#### [DIRECTIONS FOR THIS TASK]
Scan the records for the string "JSON"; copy each line where it occurs.

#### [SUPPLIED MATERIAL]

----------

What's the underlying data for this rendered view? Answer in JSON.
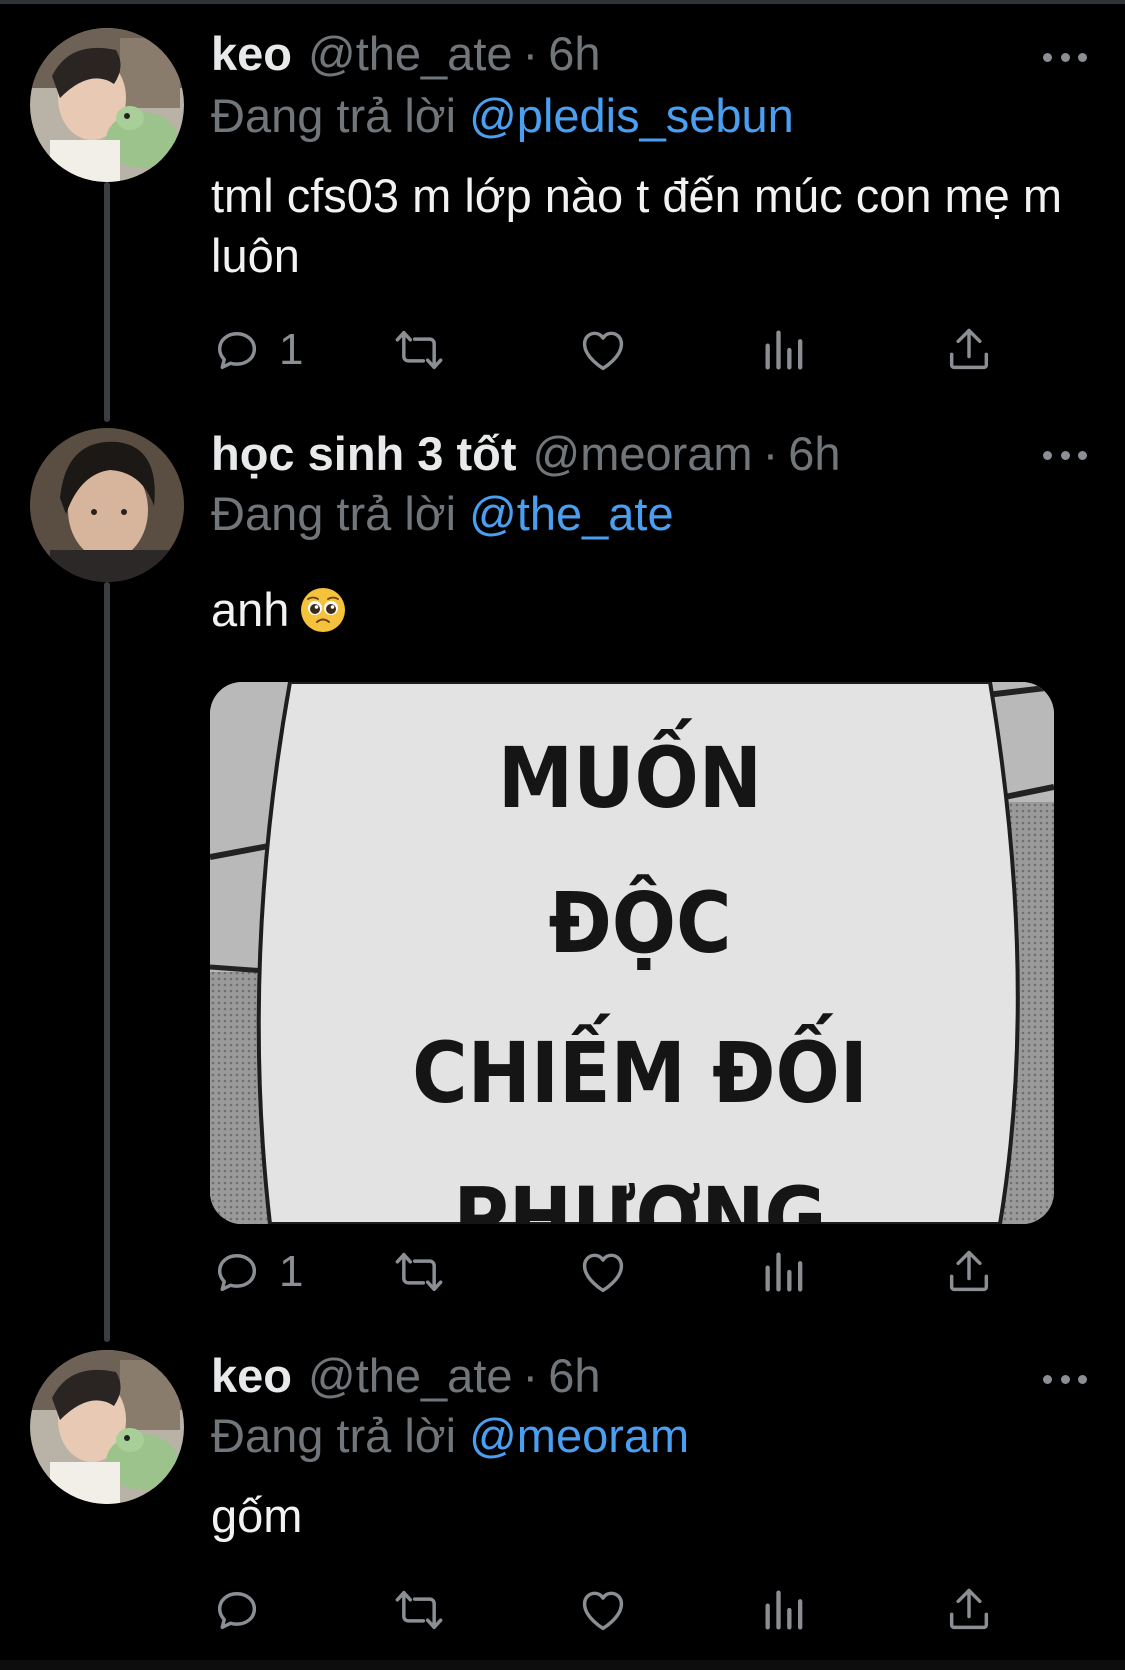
{
  "tweets": [
    {
      "display_name": "keo",
      "handle": "@the_ate",
      "separator": "·",
      "time": "6h",
      "reply_prefix": "Đang trả lời",
      "reply_to": "@pledis_sebun",
      "text": "tml cfs03 m lớp nào t đến múc con mẹ m luôn",
      "reply_count": "1",
      "avatar_icon": "avatar-keo"
    },
    {
      "display_name": "học sinh 3 tốt",
      "handle": "@meoram",
      "separator": "·",
      "time": "6h",
      "reply_prefix": "Đang trả lời",
      "reply_to": "@the_ate",
      "text": "anh",
      "emoji": "pleading-face-icon",
      "reply_count": "1",
      "avatar_icon": "avatar-meoram",
      "media": {
        "lines": [
          "MUỐN",
          "ĐỘC",
          "CHIẾM ĐỐI",
          "PHƯƠNG"
        ]
      }
    },
    {
      "display_name": "keo",
      "handle": "@the_ate",
      "separator": "·",
      "time": "6h",
      "reply_prefix": "Đang trả lời",
      "reply_to": "@meoram",
      "text": "gốm",
      "reply_count": "",
      "avatar_icon": "avatar-keo"
    }
  ],
  "icons": {
    "reply": "reply-icon",
    "retweet": "retweet-icon",
    "like": "heart-icon",
    "views": "views-icon",
    "share": "share-icon",
    "more": "more-icon"
  },
  "colors": {
    "background": "#000000",
    "mention": "#4a9ff0",
    "muted": "#71767b",
    "text": "#e7e9ea"
  }
}
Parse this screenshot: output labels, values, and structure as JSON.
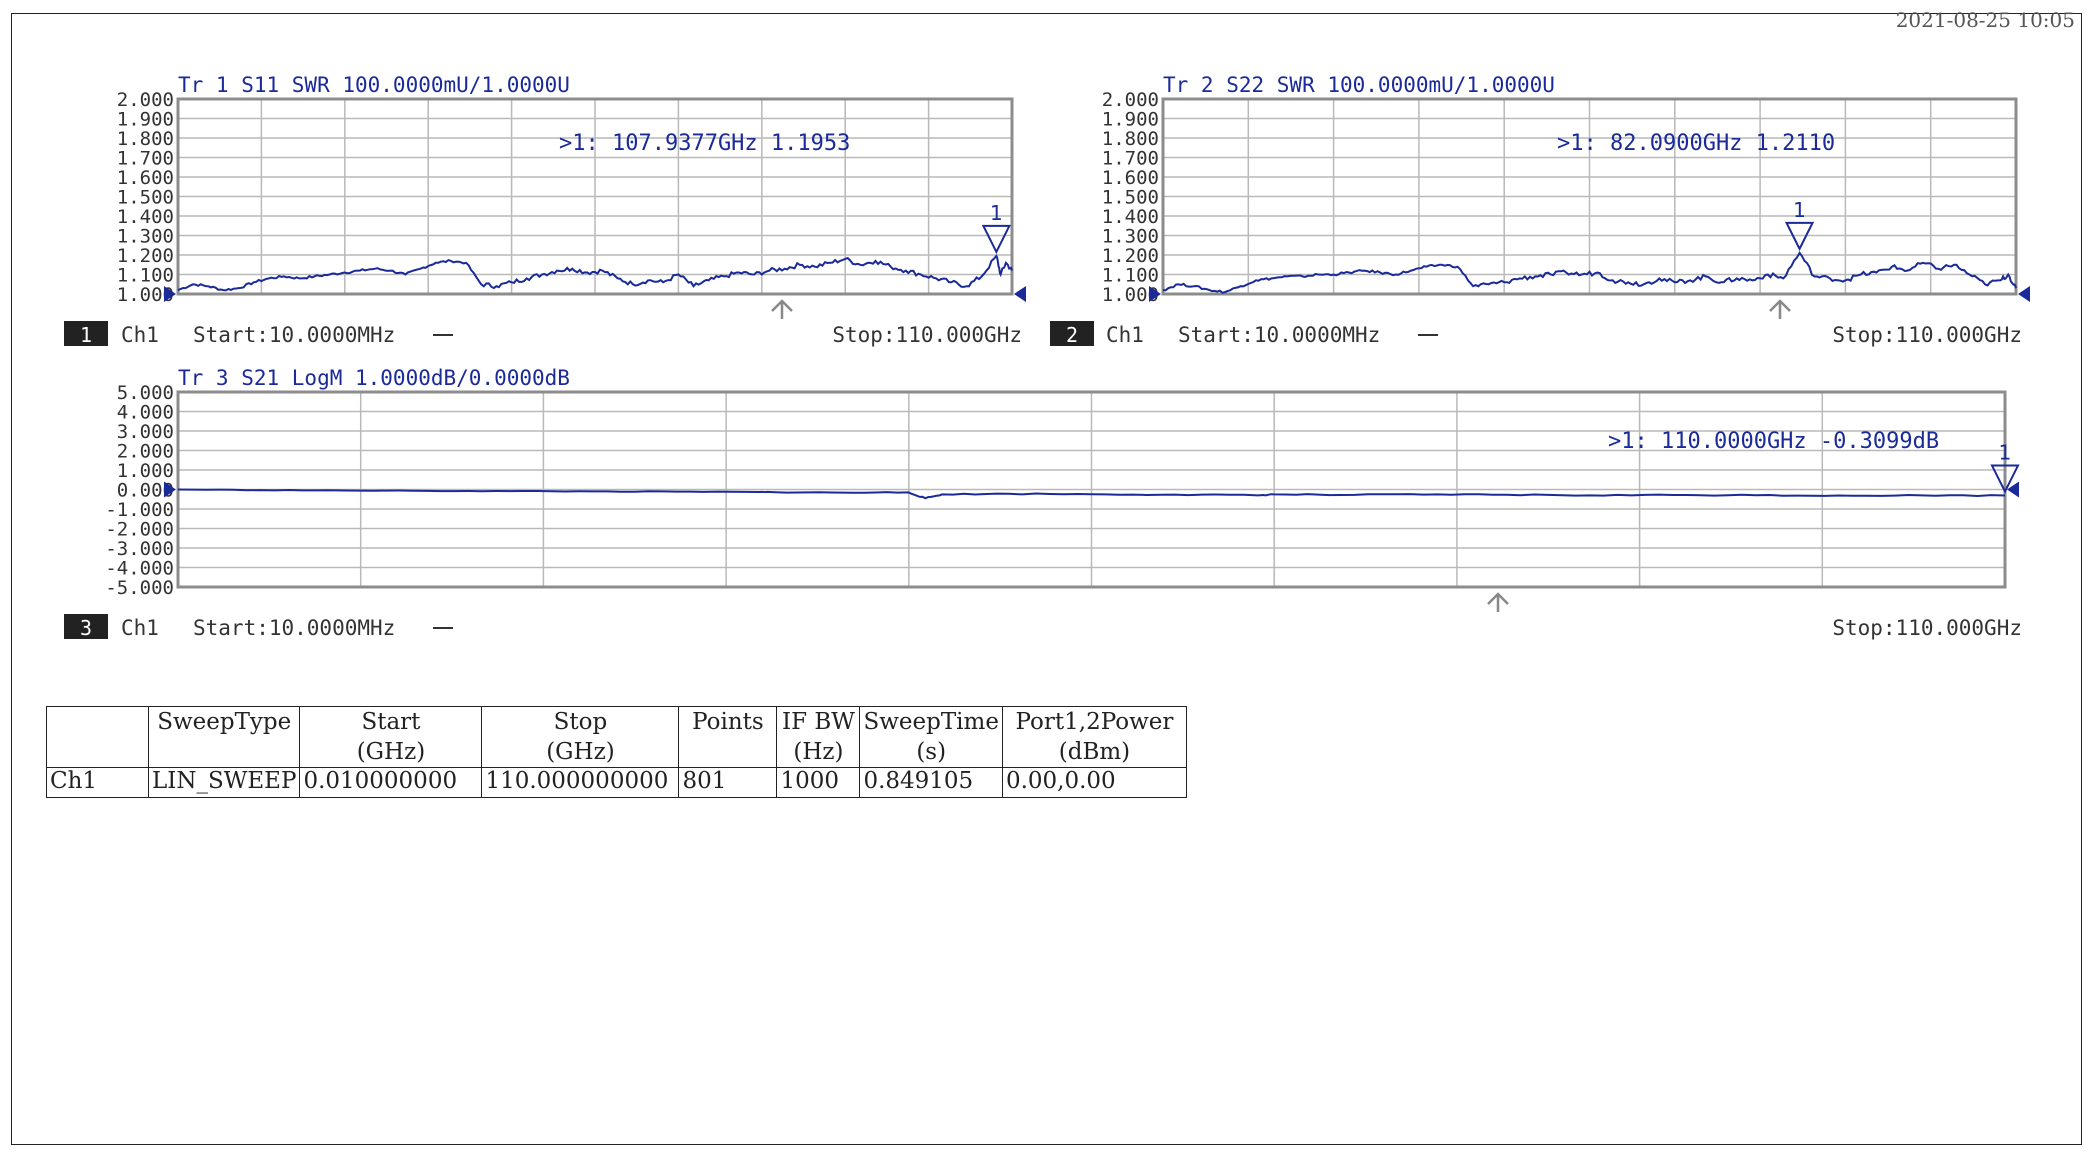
{
  "header": {
    "date_fragment": "2021-08-25 10:05"
  },
  "chart_data": [
    {
      "type": "line",
      "trace": "Tr 1",
      "parameter": "S11",
      "format": "SWR",
      "title": "Tr 1  S11 SWR 100.0000mU/1.0000U",
      "channel_number": "1",
      "channel": "Ch1",
      "start_label": "Start:10.0000MHz",
      "stop_label": "Stop:110.000GHz",
      "x_range_ghz": [
        0.01,
        110
      ],
      "ylim": [
        1.0,
        2.0
      ],
      "yticks": [
        "2.000",
        "1.900",
        "1.800",
        "1.700",
        "1.600",
        "1.500",
        "1.400",
        "1.300",
        "1.200",
        "1.100",
        "1.000"
      ],
      "grid": true,
      "marker": {
        "number": "1",
        "x_ghz": 107.9377,
        "y": 1.1953,
        "readout": ">1:  107.9377GHz 1.1953"
      },
      "series": [
        {
          "x_ghz": [
            0.01,
            2,
            4,
            6,
            8,
            10,
            12,
            14,
            16,
            18,
            20,
            22,
            24,
            26,
            28,
            30,
            32,
            34,
            36,
            38,
            40,
            42,
            44,
            46,
            48,
            50,
            52,
            54,
            56,
            58,
            60,
            62,
            64,
            66,
            68,
            70,
            72,
            74,
            76,
            78,
            80,
            82,
            84,
            86,
            88,
            90,
            92,
            94,
            96,
            98,
            100,
            102,
            104,
            106,
            107.94,
            108.5,
            109.2,
            110
          ],
          "y": [
            1.02,
            1.05,
            1.04,
            1.02,
            1.03,
            1.06,
            1.08,
            1.09,
            1.08,
            1.09,
            1.1,
            1.11,
            1.12,
            1.13,
            1.12,
            1.1,
            1.13,
            1.16,
            1.17,
            1.16,
            1.05,
            1.04,
            1.06,
            1.08,
            1.1,
            1.12,
            1.13,
            1.11,
            1.12,
            1.08,
            1.05,
            1.07,
            1.06,
            1.1,
            1.04,
            1.07,
            1.09,
            1.11,
            1.1,
            1.12,
            1.13,
            1.15,
            1.14,
            1.16,
            1.18,
            1.15,
            1.17,
            1.14,
            1.12,
            1.1,
            1.08,
            1.06,
            1.04,
            1.09,
            1.1953,
            1.1,
            1.16,
            1.12
          ]
        }
      ]
    },
    {
      "type": "line",
      "trace": "Tr 2",
      "parameter": "S22",
      "format": "SWR",
      "title": "Tr 2  S22 SWR 100.0000mU/1.0000U",
      "channel_number": "2",
      "channel": "Ch1",
      "start_label": "Start:10.0000MHz",
      "stop_label": "Stop:110.000GHz",
      "x_range_ghz": [
        0.01,
        110
      ],
      "ylim": [
        1.0,
        2.0
      ],
      "yticks": [
        "2.000",
        "1.900",
        "1.800",
        "1.700",
        "1.600",
        "1.500",
        "1.400",
        "1.300",
        "1.200",
        "1.100",
        "1.000"
      ],
      "grid": true,
      "marker": {
        "number": "1",
        "x_ghz": 82.09,
        "y": 1.211,
        "readout": ">1:   82.0900GHz 1.2110"
      },
      "series": [
        {
          "x_ghz": [
            0.01,
            2,
            4,
            6,
            8,
            10,
            12,
            14,
            16,
            18,
            20,
            22,
            24,
            26,
            28,
            30,
            32,
            34,
            36,
            38,
            40,
            42,
            44,
            46,
            48,
            50,
            52,
            54,
            56,
            58,
            60,
            62,
            64,
            66,
            68,
            70,
            72,
            74,
            76,
            78,
            80,
            82.09,
            84,
            86,
            88,
            90,
            92,
            94,
            96,
            98,
            100,
            102,
            104,
            106,
            108,
            109,
            110
          ],
          "y": [
            1.02,
            1.05,
            1.04,
            1.02,
            1.01,
            1.04,
            1.07,
            1.08,
            1.09,
            1.09,
            1.1,
            1.1,
            1.11,
            1.12,
            1.11,
            1.1,
            1.12,
            1.14,
            1.15,
            1.14,
            1.04,
            1.05,
            1.06,
            1.08,
            1.09,
            1.1,
            1.11,
            1.1,
            1.11,
            1.07,
            1.06,
            1.05,
            1.08,
            1.06,
            1.07,
            1.09,
            1.06,
            1.08,
            1.07,
            1.1,
            1.08,
            1.211,
            1.09,
            1.08,
            1.07,
            1.1,
            1.11,
            1.14,
            1.12,
            1.16,
            1.13,
            1.15,
            1.1,
            1.05,
            1.07,
            1.1,
            1.03
          ]
        }
      ]
    },
    {
      "type": "line",
      "trace": "Tr 3",
      "parameter": "S21",
      "format": "LogM",
      "title": "Tr 3  S21 LogM 1.0000dB/0.0000dB",
      "channel_number": "3",
      "channel": "Ch1",
      "start_label": "Start:10.0000MHz",
      "stop_label": "Stop:110.000GHz",
      "x_range_ghz": [
        0.01,
        110
      ],
      "ylim": [
        -5.0,
        5.0
      ],
      "yticks": [
        "5.000",
        "4.000",
        "3.000",
        "2.000",
        "1.000",
        "0.000",
        "-1.000",
        "-2.000",
        "-3.000",
        "-4.000",
        "-5.000"
      ],
      "grid": true,
      "marker": {
        "number": "1",
        "x_ghz": 110.0,
        "y": -0.3099,
        "readout": ">1:  110.0000GHz -0.3099dB"
      },
      "series": [
        {
          "x_ghz": [
            0.01,
            5,
            10,
            15,
            20,
            25,
            30,
            35,
            36,
            40,
            44,
            45,
            46,
            50,
            55,
            60,
            65,
            66,
            70,
            75,
            80,
            85,
            90,
            95,
            100,
            105,
            110
          ],
          "y": [
            0.0,
            -0.03,
            -0.05,
            -0.07,
            -0.08,
            -0.1,
            -0.11,
            -0.13,
            -0.14,
            -0.16,
            -0.15,
            -0.45,
            -0.25,
            -0.22,
            -0.24,
            -0.26,
            -0.3,
            -0.25,
            -0.28,
            -0.26,
            -0.27,
            -0.3,
            -0.28,
            -0.29,
            -0.31,
            -0.3,
            -0.3099
          ]
        }
      ]
    }
  ],
  "sweep_table": {
    "headers": [
      {
        "line1": "",
        "line2": ""
      },
      {
        "line1": "SweepType",
        "line2": ""
      },
      {
        "line1": "Start",
        "line2": "(GHz)"
      },
      {
        "line1": "Stop",
        "line2": "(GHz)"
      },
      {
        "line1": "Points",
        "line2": ""
      },
      {
        "line1": "IF BW",
        "line2": "(Hz)"
      },
      {
        "line1": "SweepTime",
        "line2": "(s)"
      },
      {
        "line1": "Port1,2Power",
        "line2": "(dBm)"
      }
    ],
    "row": [
      "Ch1",
      "LIN_SWEEP",
      "0.010000000",
      "110.000000000",
      "801",
      "1000",
      "0.849105",
      "0.00,0.00"
    ]
  },
  "colors": {
    "trace": "#1a2a99",
    "grid": "#b9b9b9",
    "frame": "#8c8c8c",
    "badge": "#222222"
  }
}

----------

#### [OUTPUT FOR THIS EXERCISE]
What's the underlying data for this rendered view? Answer in JSON.
Parse this screenshot: output labels, values, and structure as JSON.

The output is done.